At an early age, I fell in love with the myths of England. It was a combination of spending two years there (and in the relative North of the country, near Wales, a place steeped in beauty and folklore), reading Tolkien and the beauty of myth, which is especially effective with teenagers. Moving away from there only made that connection stronger. That’s no surprise, considering that English myth is steeped in the ideas of “the other shore”, home sickness, and something lost. All that being considered, it’s a wonder I’m not a bigger Winterfylleth fan, an atmospheric black metal band that has made English legend its bread and butter. Now, they’ve released an album that immediately grabbed my attention; The Hallowing of Heirdom is a stripping away of their sound, leaving behind an acoustic core of longing, a sense of another world, and a deep connection with the legends I love.

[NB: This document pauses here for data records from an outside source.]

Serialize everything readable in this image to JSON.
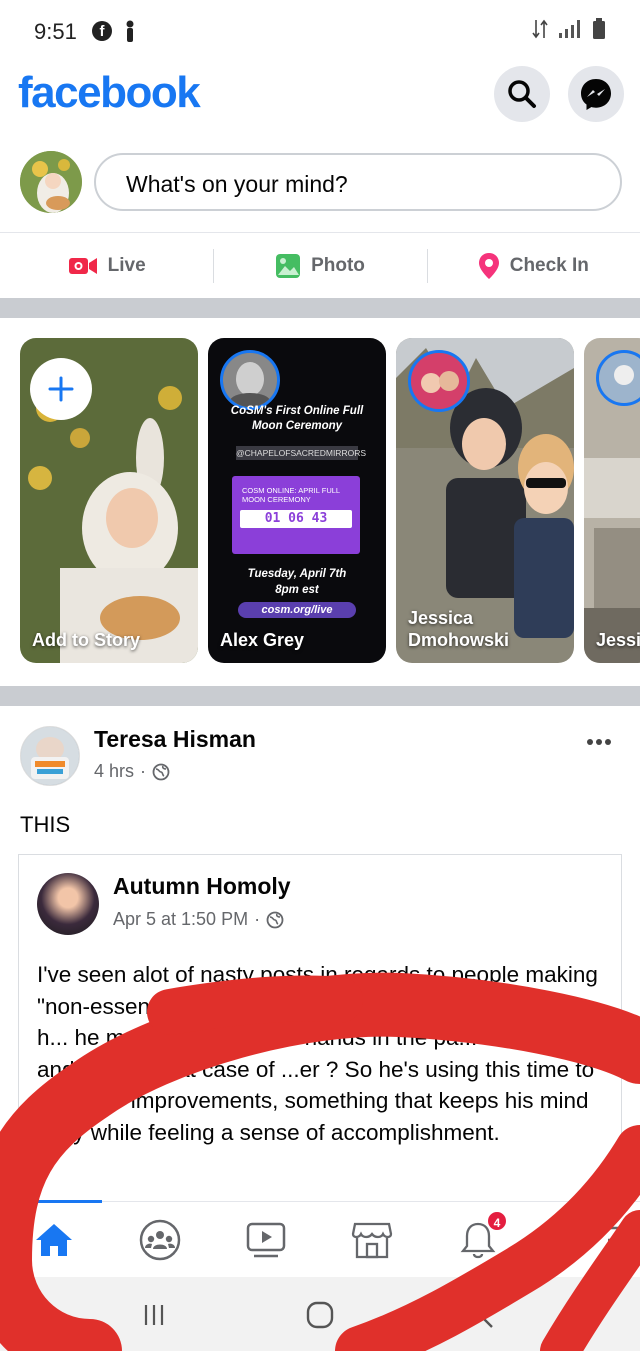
{
  "status": {
    "time": "9:51",
    "fb_glyph": "f"
  },
  "header": {
    "logo": "facebook"
  },
  "composer": {
    "placeholder": "What's on your mind?"
  },
  "actions": [
    {
      "label": "Live"
    },
    {
      "label": "Photo"
    },
    {
      "label": "Check In"
    }
  ],
  "stories": {
    "add_label": "Add to Story",
    "items": [
      {
        "name": "Alex Grey",
        "card": {
          "title": "CoSM's First Online Full Moon Ceremony",
          "handle": "@CHAPELOFSACREDMIRRORS",
          "box_title": "COSM ONLINE: APRIL FULL MOON CEREMONY",
          "countdown": "01 06 43",
          "date": "Tuesday, April 7th",
          "time": "8pm est",
          "link": "cosm.org/live"
        }
      },
      {
        "name": "Jessica Dmohowski"
      },
      {
        "name": "Jessi"
      }
    ]
  },
  "post": {
    "author": "Teresa Hisman",
    "time": "4 hrs",
    "text": "THIS",
    "shared": {
      "author": "Autumn Homoly",
      "time": "Apr 5 at 1:50 PM",
      "body": "I've seen alot of nasty posts in regards to people making \"non-essential\" trips .. Do you ever think maybe that guy h... he must k... cause idle hands in the pa... to relapse and pick up that case of ...er ? So he's using this time to do home improvements, something that keeps his mind busy while feeling a sense of accomplishment."
    }
  },
  "tabbar": {
    "notifications_badge": "4"
  },
  "colors": {
    "brand": "#1877f2",
    "live": "#f02849",
    "photo": "#45bd62",
    "checkin": "#f5337b",
    "scribble": "#e0302b"
  }
}
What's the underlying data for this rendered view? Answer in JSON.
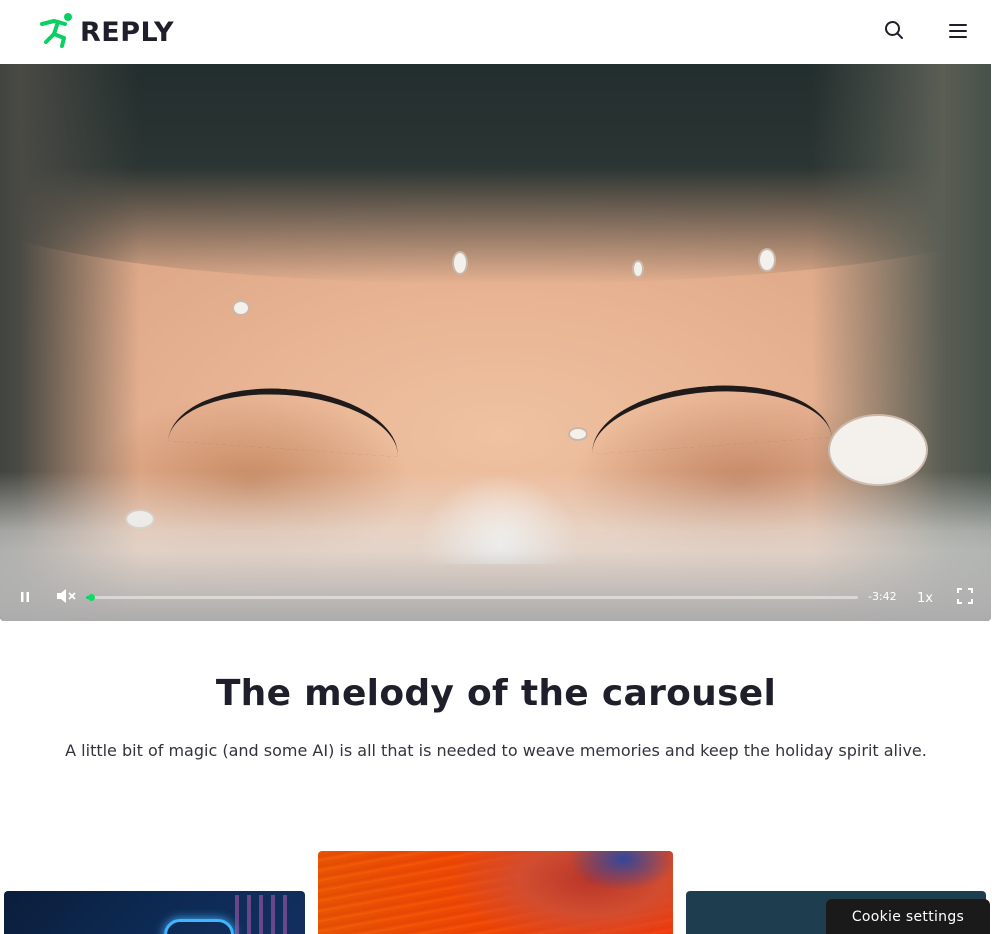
{
  "header": {
    "logo_text": "REPLY",
    "logo_icon": "runner-logo-icon",
    "search_icon": "search-icon",
    "menu_icon": "hamburger-menu-icon",
    "brand_color": "#0acf62"
  },
  "video": {
    "play_state_icon": "pause-icon",
    "mute_icon": "volume-muted-icon",
    "progress_fraction": 0.005,
    "time_remaining": "-3:42",
    "speed": "1x",
    "fullscreen_icon": "fullscreen-icon"
  },
  "intro": {
    "title": "The melody of the carousel",
    "subtitle": "A little bit of magic (and some AI) is all that is needed to weave memories and keep the holiday spirit alive."
  },
  "cookie": {
    "label": "Cookie settings"
  }
}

Sometimes, all you need is good stoner rock. I find that there are moods when nothing else suffices; it’s usually hot and languid outside. Maybe (definitely) I’m hungover because I haven’t yet realized that I’m 31 and I can’t pull off stuff like drinking an entire bottle of whiskey before a work day anymore. Whatever it is (a mystery!), stoner rock really vibes with those sensations of being stretched thin and does a lot to soothe me, chiming away at the same temp as my struggling mind. Arbouretum were the latest band to provide me such respite, with their 2011 album, The Gathering. Let’s head on over the jump for your first taste and circle back to do some more talking. Enjoy, and bring your best “Sunday afternoon mood”.